Low brow this gathering most certainly is not, while its surroundings are those of the distinctly high brow: the hotel itself, at which you could have parted with up to 1,000 euros a couple of weeks ago to see the American violinist Hilary Hahn; the nearby La Fortalesa, which will forever now be known as Roper's house; the Villa Cortina, the object of much controversy, now seemingly being made legal so that the one-time executive president of Repsol can live in it.
Literary tradition runs deep in Mallorca, albeit for the casual observer of the island it may as well not exist. Language, let's be blunt, doesn't help in this regard. This is a tradition that has generally not gone and will not go beyond borders. But it is there nevertheless, and Formentor plays its role. Arguably the most famous Mallorcan poem took a pine from Formentor and made it highly representative of the Mallorca School of poets: Miquel Costa i Llobera's "El pi de Formentor", written in 1875.
Costa i Llobera died in 1922. He was witness therefore to the early days of Mallorca's tourism that grew in the years of the twentieth century prior to the Civil War. This was a tourism that was essentially high brow. It had to be in those days - travel was for the wealthy, and in its touristic version it was predominantly for the culture-seeker and the cultured, notwithstanding the occasional Bohemians. The Formentor Conversations are, therefore, like an echo of those distant days, not least because the founder of the hotel, the Argentine poet Adan Diehl, looked upon his building as a haven for the artistic and literary minded.
The Conversations, with their allusion to that past, are an example of the striking contrasts of this island. This is civilised Mallorca, one of culture, refinement and no small amount of money. In a touristic sense it is the complete opposite of the conversations held about Magalluf. Yet that allusion to the past and to what supplanted it when mass tourism started makes even more stark the extent to which Mallorca was transformed by its "industrial revolution".

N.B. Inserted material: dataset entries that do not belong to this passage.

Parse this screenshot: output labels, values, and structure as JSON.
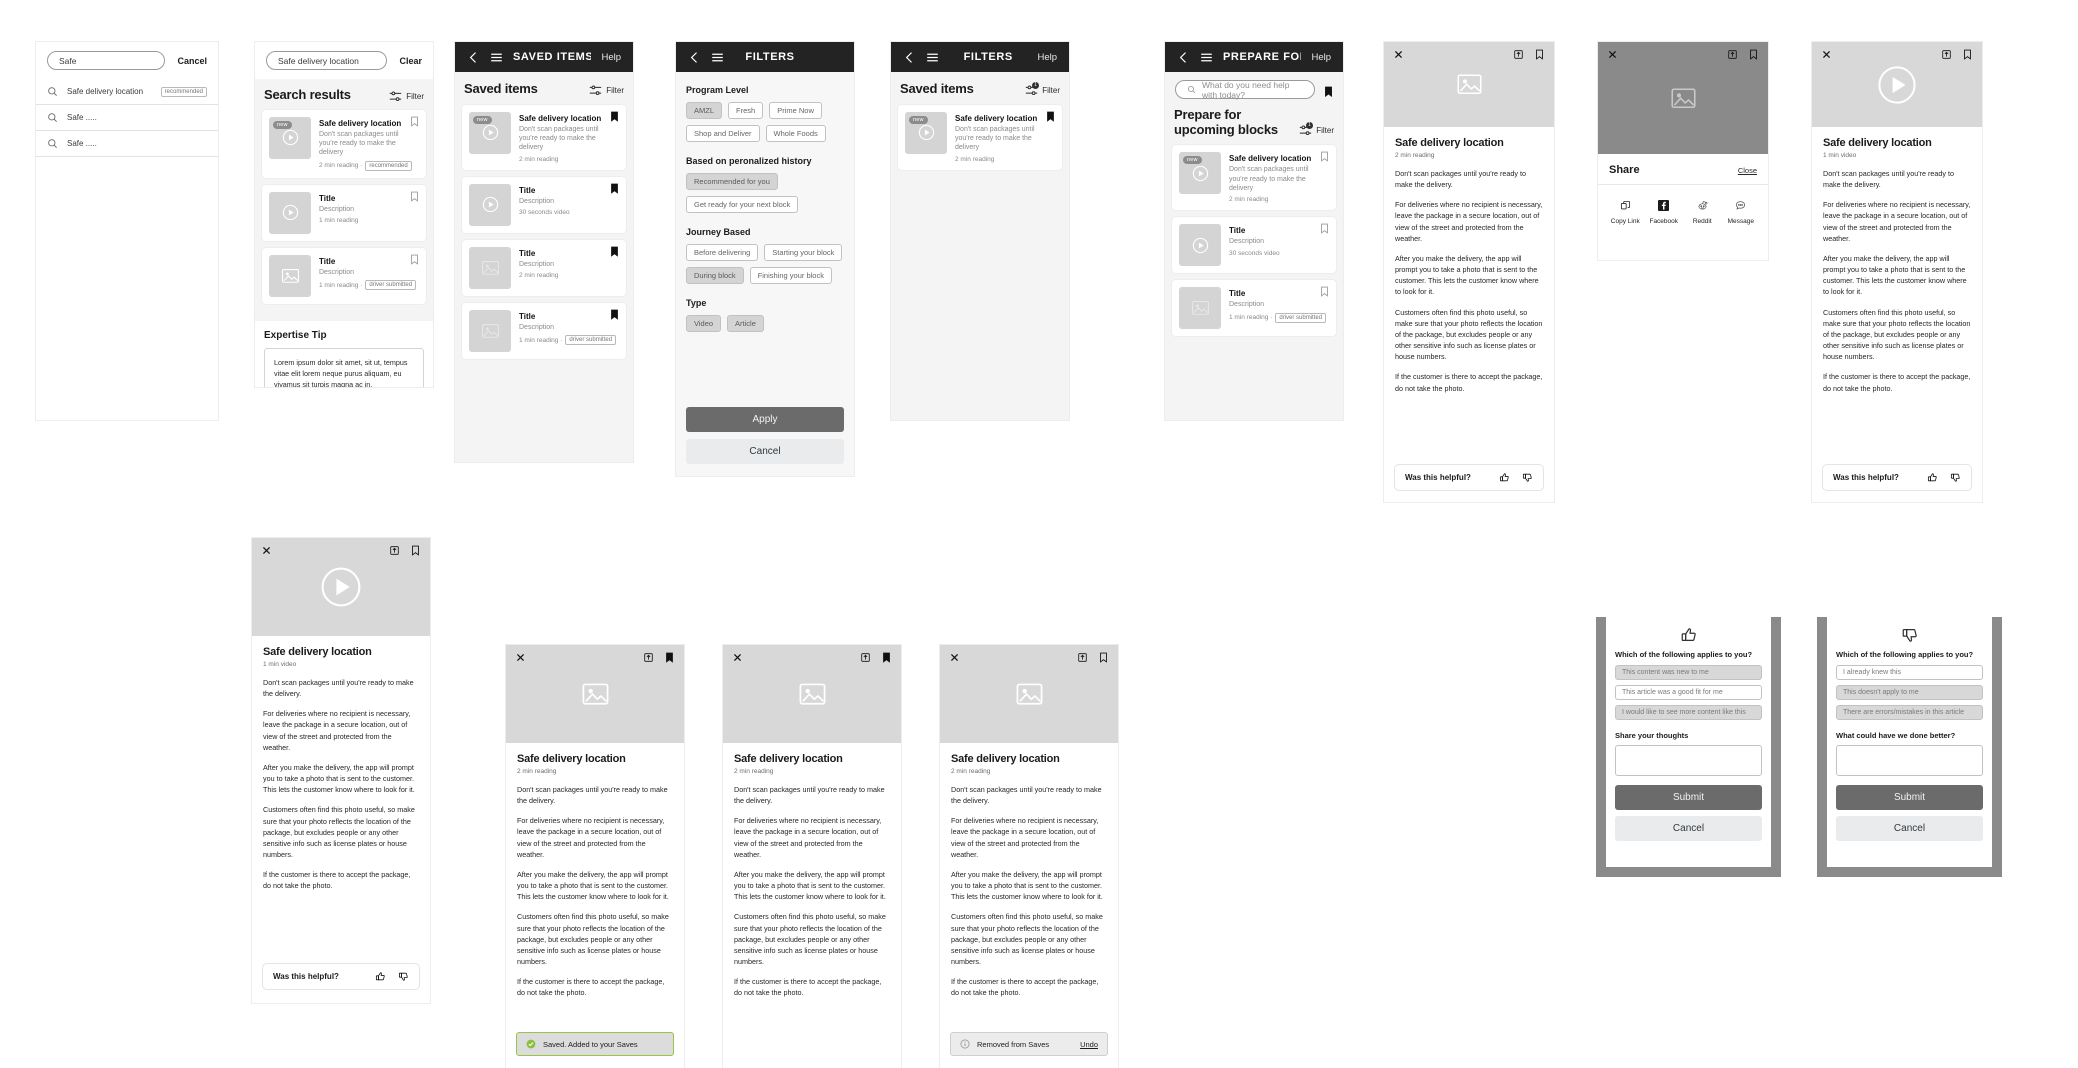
{
  "article": {
    "title": "Safe delivery location",
    "meta_video_1min": "1 min video",
    "meta_reading_1min": "1 min reading",
    "meta_reading_2min": "2 min reading",
    "paragraphs": [
      "Don't scan packages until you're ready to make the delivery.",
      "For deliveries where no recipient is necessary, leave the package in a secure location, out of view of the street and protected from the weather.",
      "After you make the delivery, the app will prompt you to take a photo that is sent to the customer. This lets the customer know where to look for it.",
      "Customers often find this photo useful, so make sure that your photo reflects the location of the package, but excludes people or any other sensitive info such as license plates or house numbers.",
      "If the customer is there to accept the package, do not take the photo."
    ],
    "helpful_label": "Was this helpful?"
  },
  "panel1_search": {
    "input_value": "Safe",
    "cancel_label": "Cancel",
    "suggestions": [
      {
        "label": "Safe delivery location",
        "tag": "recommended"
      },
      {
        "label": "Safe .....",
        "tag": ""
      },
      {
        "label": "Safe .....",
        "tag": ""
      }
    ]
  },
  "panel2_results": {
    "input_value": "Safe delivery location",
    "clear_label": "Clear",
    "heading": "Search results",
    "filter_label": "Filter",
    "cards": [
      {
        "badge": "new",
        "title": "Safe delivery location",
        "desc": "Don't scan packages until you're ready to make the delivery",
        "meta": "2 min reading ·",
        "chip": "recommended",
        "thumb": "play",
        "saved": false
      },
      {
        "badge": "",
        "title": "Title",
        "desc": "Description",
        "meta": "1 min reading",
        "chip": "",
        "thumb": "play",
        "saved": false
      },
      {
        "badge": "",
        "title": "Title",
        "desc": "Description",
        "meta": "1 min reading ·",
        "chip": "driver submitted",
        "thumb": "image",
        "saved": false
      }
    ],
    "tip_heading": "Expertise Tip",
    "tip_body": "Lorem ipsum dolor sit amet, sit ut, tempus vitae elit lorem neque purus aliquam, eu vivamus sit turpis magna ac in."
  },
  "panel3_saved": {
    "appbar_title": "SAVED ITEMS",
    "help_label": "Help",
    "heading": "Saved items",
    "filter_label": "Filter",
    "cards": [
      {
        "badge": "new",
        "title": "Safe delivery location",
        "desc": "Don't scan packages until you're ready to make the delivery",
        "meta": "2 min reading",
        "chip": "",
        "thumb": "play",
        "saved": true
      },
      {
        "badge": "",
        "title": "Title",
        "desc": "Description",
        "meta": "30 seconds video",
        "chip": "",
        "thumb": "play",
        "saved": true
      },
      {
        "badge": "",
        "title": "Title",
        "desc": "Description",
        "meta": "2 min reading",
        "chip": "",
        "thumb": "image",
        "saved": true
      },
      {
        "badge": "",
        "title": "Title",
        "desc": "Description",
        "meta": "1 min reading ·",
        "chip": "driver submitted",
        "thumb": "image",
        "saved": true
      }
    ]
  },
  "panel4_filters": {
    "appbar_title": "FILTERS",
    "groups": [
      {
        "heading": "Program Level",
        "chips": [
          {
            "label": "AMZL",
            "selected": true
          },
          {
            "label": "Fresh",
            "selected": false
          },
          {
            "label": "Prime Now",
            "selected": false
          },
          {
            "label": "Shop and Deliver",
            "selected": false
          },
          {
            "label": "Whole Foods",
            "selected": false
          }
        ]
      },
      {
        "heading": "Based on peronalized history",
        "chips": [
          {
            "label": "Recommended for you",
            "selected": true
          },
          {
            "label": "Get ready for your next block",
            "selected": false
          }
        ]
      },
      {
        "heading": "Journey Based",
        "chips": [
          {
            "label": "Before delivering",
            "selected": false
          },
          {
            "label": "Starting your block",
            "selected": false
          },
          {
            "label": "During block",
            "selected": true
          },
          {
            "label": "Finishing your block",
            "selected": false
          }
        ]
      },
      {
        "heading": "Type",
        "chips": [
          {
            "label": "Video",
            "selected": true
          },
          {
            "label": "Article",
            "selected": true
          }
        ]
      }
    ],
    "apply_label": "Apply",
    "cancel_label": "Cancel"
  },
  "panel5_filtered": {
    "appbar_title": "FILTERS",
    "help_label": "Help",
    "heading": "Saved items",
    "filter_label": "Filter",
    "filter_count": "1",
    "cards": [
      {
        "badge": "new",
        "title": "Safe delivery location",
        "desc": "Don't scan packages until you're ready to make the delivery",
        "meta": "2 min reading",
        "chip": "",
        "thumb": "play",
        "saved": true
      }
    ]
  },
  "panel6_prepare": {
    "appbar_title": "PREPARE FOR UP...",
    "help_label": "Help",
    "search_placeholder": "What do you need help with today?",
    "heading": "Prepare for upcoming blocks",
    "filter_label": "Filter",
    "filter_count": "1",
    "cards": [
      {
        "badge": "new",
        "title": "Safe delivery location",
        "desc": "Don't scan packages until you're ready to make the delivery",
        "meta": "2 min reading",
        "chip": "",
        "thumb": "play",
        "saved": false
      },
      {
        "badge": "",
        "title": "Title",
        "desc": "Description",
        "meta": "30 seconds video",
        "chip": "",
        "thumb": "play",
        "saved": false
      },
      {
        "badge": "",
        "title": "Title",
        "desc": "Description",
        "meta": "1 min reading ·",
        "chip": "driver submitted",
        "thumb": "image",
        "saved": false
      }
    ]
  },
  "share": {
    "heading": "Share",
    "close_label": "Close",
    "items": [
      {
        "label": "Copy Link",
        "icon": "copy-link-icon"
      },
      {
        "label": "Facebook",
        "icon": "facebook-icon"
      },
      {
        "label": "Reddit",
        "icon": "reddit-icon"
      },
      {
        "label": "Message",
        "icon": "message-icon"
      }
    ]
  },
  "toasts": {
    "saved": "Saved. Added to your Saves",
    "removed": "Removed from Saves",
    "undo": "Undo"
  },
  "feedback_up": {
    "glyph": "thumbs-up-icon",
    "question": "Which of the following applies to you?",
    "options": [
      {
        "label": "This content was new to me",
        "selected": true
      },
      {
        "label": "This article was a good fit for me",
        "selected": false
      },
      {
        "label": "I would like to see more content like this",
        "selected": true
      }
    ],
    "field_label": "Share your thoughts",
    "submit_label": "Submit",
    "cancel_label": "Cancel"
  },
  "feedback_down": {
    "glyph": "thumbs-down-icon",
    "question": "Which of the following applies to you?",
    "options": [
      {
        "label": "I already knew this",
        "selected": false
      },
      {
        "label": "This doesn't apply to me",
        "selected": true
      },
      {
        "label": "There are errors/mistakes in this article",
        "selected": true
      }
    ],
    "field_label": "What could have we done better?",
    "submit_label": "Submit",
    "cancel_label": "Cancel"
  }
}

There are all sorts of examples of the ways in which societies have undergone immense change over a comparatively short period of time - parts of the Middle East, for instance - and in Mallorca's case this transformation has occurred over the period of only two generations. It is an experience that has been lived by many and one that can perhaps be all too easily overlooked.
When researchers recently asked about current-day opinions regarding tourism - a survey in light of "saturation" - it was notable that the older generation felt the saturation sensation most acutely. Notable but not surprising. Here is a generation which, as an example, can recall how at the end of the 1950s Can Picafort had a couple of small hotels, a series of tracks made from sand, and a row of dunes. Now, it is a resort of high-density urbanisation. There aren't the dunes. They were flattened.
It was this process of "Balearisation" - the unprecedented development of the coasts - which contributed to Mallorca's one-time reputation. A further process of gentrification has shifted that reputation dramatically, but this makes it also easy to overlook how Mallorca was once shorthand for naffness.
The Formentor Conversations are an extreme and somewhat obscure manifestation of the extension to this gentrification, a desire to attempt to reclaim some essence of former times. There are things that cannot be reclaimed - the dunes that were built on, for example - but others can be. And one is a degree of civility. A further one is a spot of respect.
There is a tendency to argue that Mallorca should be grateful for the legacy bestowed upon it by mass tourism. There is gratitude, but here is a word that can disguise a patronising demand for servility. In the global economy, tourism no longer works as it once did, with the destination and its people expected to lump whatever was thrown at them.
Mallorca has a right to decide for itself, and within the context of current debates regarding saturation and sustainability, it may well do. Consequences of Balearisation will remain, but the lost soul of its purgatory can be reclaimed.